> Task to carry out
Using the entries that follow, report how many lines contain the word "Deployed". Only the number is wanted.

[Opening Data listing section]

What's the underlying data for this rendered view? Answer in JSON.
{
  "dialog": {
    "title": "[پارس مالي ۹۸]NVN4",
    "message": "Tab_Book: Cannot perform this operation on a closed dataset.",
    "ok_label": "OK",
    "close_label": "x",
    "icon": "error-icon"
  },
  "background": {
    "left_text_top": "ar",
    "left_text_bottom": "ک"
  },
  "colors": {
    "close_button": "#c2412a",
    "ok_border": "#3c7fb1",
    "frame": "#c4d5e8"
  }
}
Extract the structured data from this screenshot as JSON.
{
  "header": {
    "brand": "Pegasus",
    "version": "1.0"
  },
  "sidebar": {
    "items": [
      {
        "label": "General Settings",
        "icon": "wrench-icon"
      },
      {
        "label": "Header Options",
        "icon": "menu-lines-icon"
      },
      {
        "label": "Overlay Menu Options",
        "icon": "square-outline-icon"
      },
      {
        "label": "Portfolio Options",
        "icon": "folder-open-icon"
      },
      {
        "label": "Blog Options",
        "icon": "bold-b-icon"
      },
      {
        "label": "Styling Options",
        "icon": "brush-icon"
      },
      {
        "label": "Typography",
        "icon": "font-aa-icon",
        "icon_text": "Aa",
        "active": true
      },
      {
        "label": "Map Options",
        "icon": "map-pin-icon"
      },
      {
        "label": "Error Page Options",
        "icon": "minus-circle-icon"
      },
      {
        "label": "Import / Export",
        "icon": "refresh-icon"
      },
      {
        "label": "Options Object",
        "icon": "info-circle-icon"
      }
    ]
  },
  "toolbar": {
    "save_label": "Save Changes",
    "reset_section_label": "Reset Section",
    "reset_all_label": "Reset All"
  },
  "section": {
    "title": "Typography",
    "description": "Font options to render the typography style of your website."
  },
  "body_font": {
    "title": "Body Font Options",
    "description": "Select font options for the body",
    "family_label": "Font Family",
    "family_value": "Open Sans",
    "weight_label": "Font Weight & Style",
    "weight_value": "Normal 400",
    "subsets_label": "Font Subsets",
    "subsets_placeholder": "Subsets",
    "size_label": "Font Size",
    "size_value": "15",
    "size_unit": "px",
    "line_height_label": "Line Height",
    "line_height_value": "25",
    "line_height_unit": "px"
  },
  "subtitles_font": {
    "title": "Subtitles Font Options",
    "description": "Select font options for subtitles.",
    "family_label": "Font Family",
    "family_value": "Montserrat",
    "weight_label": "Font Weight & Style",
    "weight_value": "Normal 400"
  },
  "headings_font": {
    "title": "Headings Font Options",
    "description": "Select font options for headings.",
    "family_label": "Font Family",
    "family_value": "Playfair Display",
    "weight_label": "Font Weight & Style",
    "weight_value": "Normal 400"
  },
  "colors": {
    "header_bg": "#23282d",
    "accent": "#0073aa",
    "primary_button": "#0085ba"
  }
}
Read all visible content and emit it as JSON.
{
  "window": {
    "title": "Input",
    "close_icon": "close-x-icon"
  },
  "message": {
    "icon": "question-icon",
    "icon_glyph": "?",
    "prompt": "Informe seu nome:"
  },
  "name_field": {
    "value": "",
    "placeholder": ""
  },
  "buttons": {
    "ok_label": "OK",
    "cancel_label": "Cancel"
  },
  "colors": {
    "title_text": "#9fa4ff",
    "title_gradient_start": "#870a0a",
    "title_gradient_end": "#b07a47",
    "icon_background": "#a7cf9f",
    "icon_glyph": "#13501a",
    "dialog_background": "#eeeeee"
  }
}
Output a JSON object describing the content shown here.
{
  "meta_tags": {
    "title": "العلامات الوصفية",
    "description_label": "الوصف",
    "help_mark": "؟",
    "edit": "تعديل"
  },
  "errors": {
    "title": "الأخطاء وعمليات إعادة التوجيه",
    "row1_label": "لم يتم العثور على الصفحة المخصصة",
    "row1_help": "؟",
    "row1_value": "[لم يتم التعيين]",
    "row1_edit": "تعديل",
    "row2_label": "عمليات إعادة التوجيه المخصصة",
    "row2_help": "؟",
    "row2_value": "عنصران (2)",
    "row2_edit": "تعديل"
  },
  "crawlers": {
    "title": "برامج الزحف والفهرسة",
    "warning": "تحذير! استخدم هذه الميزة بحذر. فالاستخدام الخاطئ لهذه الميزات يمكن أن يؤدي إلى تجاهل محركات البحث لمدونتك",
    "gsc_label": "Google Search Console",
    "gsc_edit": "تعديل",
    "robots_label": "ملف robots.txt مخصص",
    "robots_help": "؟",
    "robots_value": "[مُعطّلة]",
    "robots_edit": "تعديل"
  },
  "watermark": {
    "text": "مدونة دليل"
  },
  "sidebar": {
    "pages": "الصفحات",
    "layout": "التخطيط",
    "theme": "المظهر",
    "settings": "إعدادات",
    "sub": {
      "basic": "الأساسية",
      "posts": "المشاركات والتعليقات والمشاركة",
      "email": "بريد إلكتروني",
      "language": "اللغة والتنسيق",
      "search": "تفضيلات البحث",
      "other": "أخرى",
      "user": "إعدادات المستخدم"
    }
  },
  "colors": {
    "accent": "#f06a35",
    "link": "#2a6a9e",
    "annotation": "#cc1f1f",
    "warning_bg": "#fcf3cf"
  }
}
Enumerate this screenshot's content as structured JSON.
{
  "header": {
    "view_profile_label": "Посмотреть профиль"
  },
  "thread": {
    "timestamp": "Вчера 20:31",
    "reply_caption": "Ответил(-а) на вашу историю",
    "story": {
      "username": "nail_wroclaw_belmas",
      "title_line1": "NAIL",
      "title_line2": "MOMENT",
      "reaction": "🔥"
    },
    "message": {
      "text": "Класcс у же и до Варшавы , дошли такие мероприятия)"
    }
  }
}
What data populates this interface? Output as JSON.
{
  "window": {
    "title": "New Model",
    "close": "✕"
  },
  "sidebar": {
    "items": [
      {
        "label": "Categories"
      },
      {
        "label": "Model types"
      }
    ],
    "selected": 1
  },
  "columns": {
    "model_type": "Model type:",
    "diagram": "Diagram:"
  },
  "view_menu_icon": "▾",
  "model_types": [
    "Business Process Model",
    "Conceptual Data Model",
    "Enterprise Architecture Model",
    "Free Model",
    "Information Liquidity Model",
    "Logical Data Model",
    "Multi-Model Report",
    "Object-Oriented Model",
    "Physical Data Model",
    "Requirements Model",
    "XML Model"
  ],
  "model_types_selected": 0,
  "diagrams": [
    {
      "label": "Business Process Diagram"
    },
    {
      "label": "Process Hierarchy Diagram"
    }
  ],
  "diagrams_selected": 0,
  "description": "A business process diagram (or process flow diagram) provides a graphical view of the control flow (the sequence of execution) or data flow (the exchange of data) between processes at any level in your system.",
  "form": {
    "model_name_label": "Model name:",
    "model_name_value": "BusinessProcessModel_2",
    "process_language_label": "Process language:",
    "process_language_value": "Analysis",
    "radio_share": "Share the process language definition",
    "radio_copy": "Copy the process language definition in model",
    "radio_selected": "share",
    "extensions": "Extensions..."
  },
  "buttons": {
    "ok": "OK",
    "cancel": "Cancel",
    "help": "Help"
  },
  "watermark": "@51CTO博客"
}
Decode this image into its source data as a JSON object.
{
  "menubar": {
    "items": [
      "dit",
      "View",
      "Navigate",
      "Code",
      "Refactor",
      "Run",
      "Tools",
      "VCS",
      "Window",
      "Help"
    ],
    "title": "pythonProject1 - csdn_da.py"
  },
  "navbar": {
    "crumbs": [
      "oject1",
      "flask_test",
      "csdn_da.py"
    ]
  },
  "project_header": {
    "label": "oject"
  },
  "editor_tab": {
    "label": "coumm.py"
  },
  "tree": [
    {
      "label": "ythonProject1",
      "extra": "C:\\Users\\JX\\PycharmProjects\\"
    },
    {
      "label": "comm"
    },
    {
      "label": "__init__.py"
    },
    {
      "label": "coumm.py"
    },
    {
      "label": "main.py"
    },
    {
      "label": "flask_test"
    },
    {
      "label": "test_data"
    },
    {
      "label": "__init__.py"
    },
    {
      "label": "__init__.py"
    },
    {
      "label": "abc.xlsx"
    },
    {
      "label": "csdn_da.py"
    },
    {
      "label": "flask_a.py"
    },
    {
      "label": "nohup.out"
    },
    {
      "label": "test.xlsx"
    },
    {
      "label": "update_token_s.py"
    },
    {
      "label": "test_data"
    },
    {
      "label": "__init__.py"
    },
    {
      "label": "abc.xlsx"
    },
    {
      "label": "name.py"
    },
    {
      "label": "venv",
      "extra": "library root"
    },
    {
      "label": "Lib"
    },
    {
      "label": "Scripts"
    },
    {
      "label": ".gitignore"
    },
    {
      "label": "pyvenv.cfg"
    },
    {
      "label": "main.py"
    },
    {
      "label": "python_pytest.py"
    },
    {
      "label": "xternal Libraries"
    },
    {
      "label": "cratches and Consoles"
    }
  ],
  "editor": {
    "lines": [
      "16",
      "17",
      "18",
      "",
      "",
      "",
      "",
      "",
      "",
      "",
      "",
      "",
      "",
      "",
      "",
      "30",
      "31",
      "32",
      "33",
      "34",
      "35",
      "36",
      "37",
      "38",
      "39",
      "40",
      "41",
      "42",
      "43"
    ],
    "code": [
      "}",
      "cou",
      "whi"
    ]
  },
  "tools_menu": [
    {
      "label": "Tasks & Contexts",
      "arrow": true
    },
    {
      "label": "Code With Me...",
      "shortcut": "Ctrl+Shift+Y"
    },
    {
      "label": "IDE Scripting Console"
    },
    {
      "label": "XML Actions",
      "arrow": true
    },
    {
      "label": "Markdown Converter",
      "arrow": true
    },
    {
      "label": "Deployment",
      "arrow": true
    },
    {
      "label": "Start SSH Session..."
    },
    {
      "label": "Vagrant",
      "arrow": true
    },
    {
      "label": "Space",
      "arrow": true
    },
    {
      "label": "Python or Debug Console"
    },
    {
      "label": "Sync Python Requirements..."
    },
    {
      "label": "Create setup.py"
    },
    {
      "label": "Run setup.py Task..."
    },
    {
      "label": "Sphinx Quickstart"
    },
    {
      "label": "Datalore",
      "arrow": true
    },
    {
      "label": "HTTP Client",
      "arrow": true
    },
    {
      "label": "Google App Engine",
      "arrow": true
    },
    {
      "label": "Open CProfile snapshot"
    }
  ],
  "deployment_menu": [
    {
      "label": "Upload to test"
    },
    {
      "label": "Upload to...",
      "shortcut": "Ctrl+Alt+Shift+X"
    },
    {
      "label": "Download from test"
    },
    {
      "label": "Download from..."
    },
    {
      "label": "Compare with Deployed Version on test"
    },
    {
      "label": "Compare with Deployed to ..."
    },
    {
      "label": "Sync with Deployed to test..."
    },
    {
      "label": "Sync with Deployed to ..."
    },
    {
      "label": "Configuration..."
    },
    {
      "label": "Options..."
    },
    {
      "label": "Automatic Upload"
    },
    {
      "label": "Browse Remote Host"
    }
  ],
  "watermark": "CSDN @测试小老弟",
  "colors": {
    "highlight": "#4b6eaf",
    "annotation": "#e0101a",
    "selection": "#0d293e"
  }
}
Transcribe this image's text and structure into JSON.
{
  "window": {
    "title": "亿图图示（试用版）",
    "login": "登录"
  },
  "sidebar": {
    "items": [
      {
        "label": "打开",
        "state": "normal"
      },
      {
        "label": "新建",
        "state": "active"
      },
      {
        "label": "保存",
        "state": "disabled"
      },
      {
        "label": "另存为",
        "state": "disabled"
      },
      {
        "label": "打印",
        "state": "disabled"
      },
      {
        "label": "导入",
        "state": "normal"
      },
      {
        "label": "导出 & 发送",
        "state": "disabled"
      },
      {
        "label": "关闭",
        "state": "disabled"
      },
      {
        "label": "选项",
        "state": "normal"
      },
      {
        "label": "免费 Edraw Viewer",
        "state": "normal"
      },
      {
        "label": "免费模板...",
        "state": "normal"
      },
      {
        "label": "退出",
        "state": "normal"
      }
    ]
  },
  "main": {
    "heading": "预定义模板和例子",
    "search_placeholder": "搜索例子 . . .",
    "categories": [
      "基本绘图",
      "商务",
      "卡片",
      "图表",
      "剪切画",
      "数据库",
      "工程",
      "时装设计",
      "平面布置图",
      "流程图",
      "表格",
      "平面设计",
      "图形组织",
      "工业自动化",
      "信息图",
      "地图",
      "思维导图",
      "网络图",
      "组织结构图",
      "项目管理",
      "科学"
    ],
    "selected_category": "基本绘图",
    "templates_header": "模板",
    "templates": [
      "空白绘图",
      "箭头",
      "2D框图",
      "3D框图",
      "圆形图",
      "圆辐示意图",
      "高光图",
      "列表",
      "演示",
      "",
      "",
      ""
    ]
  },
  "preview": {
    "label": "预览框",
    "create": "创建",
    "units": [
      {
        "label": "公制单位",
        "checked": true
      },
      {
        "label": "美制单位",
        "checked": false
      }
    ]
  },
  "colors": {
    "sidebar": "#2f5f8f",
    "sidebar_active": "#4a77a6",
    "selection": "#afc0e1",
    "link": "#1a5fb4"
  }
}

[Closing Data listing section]

> Finished exercise
4